At the end of January, I packed a weekend bag, got up early on a Saturday, and hopped on a train from the Gare du Nord to le département du Nord. My destination was the town of Valenciennes, the temporary home of my francophile partner in crime, Anne, as well as her lovely housemates and fellow bloggers Dana and Laura.
As its name suggests, le Nord is France’s northernmost department. It also touches Belgium, which makes it the perfect place to feast your eyes on Flemish architecture and to treat your taste buds to gauffres (a.k.a. waffles) and Belgian beer.
Unsurprisingly, le Nord in winter is le cold. As snow-dotted landscapes blurred past my window on the TGV, I was glad I’d brought along wools sweaters, tights, and socks as well as a hat, gloves, a scarf, boots, and a warm coat.
Though the weather was glacial, my hosts were extremely chaleureuses. Meeting Dana and Laura was wonderful—and also mildly surreal—because we felt like we all already knew each other, because in a way we did. This was partly because we’d long been stalking each other’s blogs, and partly because there’s a sort of strangely magical instant bond that forms between people who have shared a common experience—in our case living and teaching in France.
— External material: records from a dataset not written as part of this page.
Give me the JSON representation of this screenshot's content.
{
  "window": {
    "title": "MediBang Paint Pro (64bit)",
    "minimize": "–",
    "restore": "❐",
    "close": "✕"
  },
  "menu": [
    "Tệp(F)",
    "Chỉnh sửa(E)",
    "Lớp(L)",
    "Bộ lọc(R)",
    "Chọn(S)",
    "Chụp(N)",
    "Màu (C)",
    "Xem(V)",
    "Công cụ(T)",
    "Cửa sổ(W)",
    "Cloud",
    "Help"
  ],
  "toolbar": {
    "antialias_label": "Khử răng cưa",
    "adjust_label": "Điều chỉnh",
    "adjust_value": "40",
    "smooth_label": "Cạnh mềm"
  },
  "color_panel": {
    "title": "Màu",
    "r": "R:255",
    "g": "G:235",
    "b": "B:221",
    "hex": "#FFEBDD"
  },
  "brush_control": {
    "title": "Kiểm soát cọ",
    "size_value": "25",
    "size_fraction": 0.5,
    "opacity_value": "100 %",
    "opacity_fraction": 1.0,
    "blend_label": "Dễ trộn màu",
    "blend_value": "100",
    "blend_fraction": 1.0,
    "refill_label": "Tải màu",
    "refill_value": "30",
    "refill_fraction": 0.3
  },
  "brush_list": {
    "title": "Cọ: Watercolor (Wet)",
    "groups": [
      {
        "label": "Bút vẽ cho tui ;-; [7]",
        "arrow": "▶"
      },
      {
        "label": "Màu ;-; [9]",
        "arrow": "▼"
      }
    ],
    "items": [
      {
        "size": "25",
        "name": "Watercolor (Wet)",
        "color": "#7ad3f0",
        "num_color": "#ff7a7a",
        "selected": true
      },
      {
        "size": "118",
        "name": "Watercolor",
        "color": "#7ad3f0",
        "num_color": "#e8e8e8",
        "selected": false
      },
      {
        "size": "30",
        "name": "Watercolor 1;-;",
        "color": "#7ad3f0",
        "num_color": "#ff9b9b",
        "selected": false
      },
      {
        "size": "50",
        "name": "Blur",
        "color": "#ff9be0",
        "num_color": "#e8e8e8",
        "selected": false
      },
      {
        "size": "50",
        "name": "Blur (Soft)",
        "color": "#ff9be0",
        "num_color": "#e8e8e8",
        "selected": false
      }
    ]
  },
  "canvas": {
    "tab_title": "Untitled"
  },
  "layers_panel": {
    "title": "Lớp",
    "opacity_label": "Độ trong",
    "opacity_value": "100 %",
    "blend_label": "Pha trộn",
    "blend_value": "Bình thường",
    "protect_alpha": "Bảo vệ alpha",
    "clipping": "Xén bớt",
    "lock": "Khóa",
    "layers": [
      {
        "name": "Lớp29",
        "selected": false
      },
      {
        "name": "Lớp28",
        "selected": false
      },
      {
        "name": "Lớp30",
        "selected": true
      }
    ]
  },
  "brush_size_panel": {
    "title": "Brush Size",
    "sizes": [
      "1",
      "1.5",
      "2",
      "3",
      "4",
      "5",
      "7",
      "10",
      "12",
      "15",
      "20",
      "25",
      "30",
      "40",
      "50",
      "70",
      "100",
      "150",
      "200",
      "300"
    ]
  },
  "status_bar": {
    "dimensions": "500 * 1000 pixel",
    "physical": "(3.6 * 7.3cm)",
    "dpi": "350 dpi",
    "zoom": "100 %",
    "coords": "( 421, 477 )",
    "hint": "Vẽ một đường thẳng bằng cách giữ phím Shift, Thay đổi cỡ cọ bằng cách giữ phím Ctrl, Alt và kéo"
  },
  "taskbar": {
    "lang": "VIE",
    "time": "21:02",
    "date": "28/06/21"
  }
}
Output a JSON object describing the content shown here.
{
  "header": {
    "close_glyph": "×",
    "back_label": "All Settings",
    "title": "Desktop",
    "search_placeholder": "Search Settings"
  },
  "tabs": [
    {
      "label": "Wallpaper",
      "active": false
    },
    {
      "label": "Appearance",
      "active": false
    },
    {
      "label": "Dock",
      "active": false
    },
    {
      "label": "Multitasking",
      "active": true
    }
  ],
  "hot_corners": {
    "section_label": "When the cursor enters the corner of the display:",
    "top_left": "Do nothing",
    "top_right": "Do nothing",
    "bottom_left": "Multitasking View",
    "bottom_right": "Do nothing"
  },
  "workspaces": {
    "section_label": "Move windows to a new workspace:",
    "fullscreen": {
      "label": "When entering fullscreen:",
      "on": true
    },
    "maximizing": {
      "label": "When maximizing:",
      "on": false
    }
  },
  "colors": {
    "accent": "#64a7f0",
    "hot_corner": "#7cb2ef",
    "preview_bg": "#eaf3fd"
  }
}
And people who build new lives and thus a significant part of their identity abroad often share a certain sense of openness and inquisitiveness about the world and a desire to meet and genuinely connect with others.
Saturday was spent wandering around Valenciennes, making and then eating tartiflette (probably my favorite wintertime French dish: potatoes, reblochon, lardons, onions, and white wine all baked together into a hot, carb-y, cheesy masterpiece), and going out with a bunch of Anne’s assistant/lecteur friends.
Sunday we slept late and then hopped on the train to Lille to cure our lingering hangovers with lunch (I had moules marinières au maroilles a.k.a steamed mussels drowned in a delicious cheese sauce—another Nord specialty) and some exploring.
Before I knew it, my short trip was over and I was back on the train to Paris (and doing my homework #procrastination).
Being so warmly—if only briefly—welcomed into Anne’s TAPIF life dans le Nord made me want to go back for another visit (but maybe not in the dead of winter). It also made me extremely nostalgic for my time in le Gers, and especially for the tight-knit community of expats friends I had there.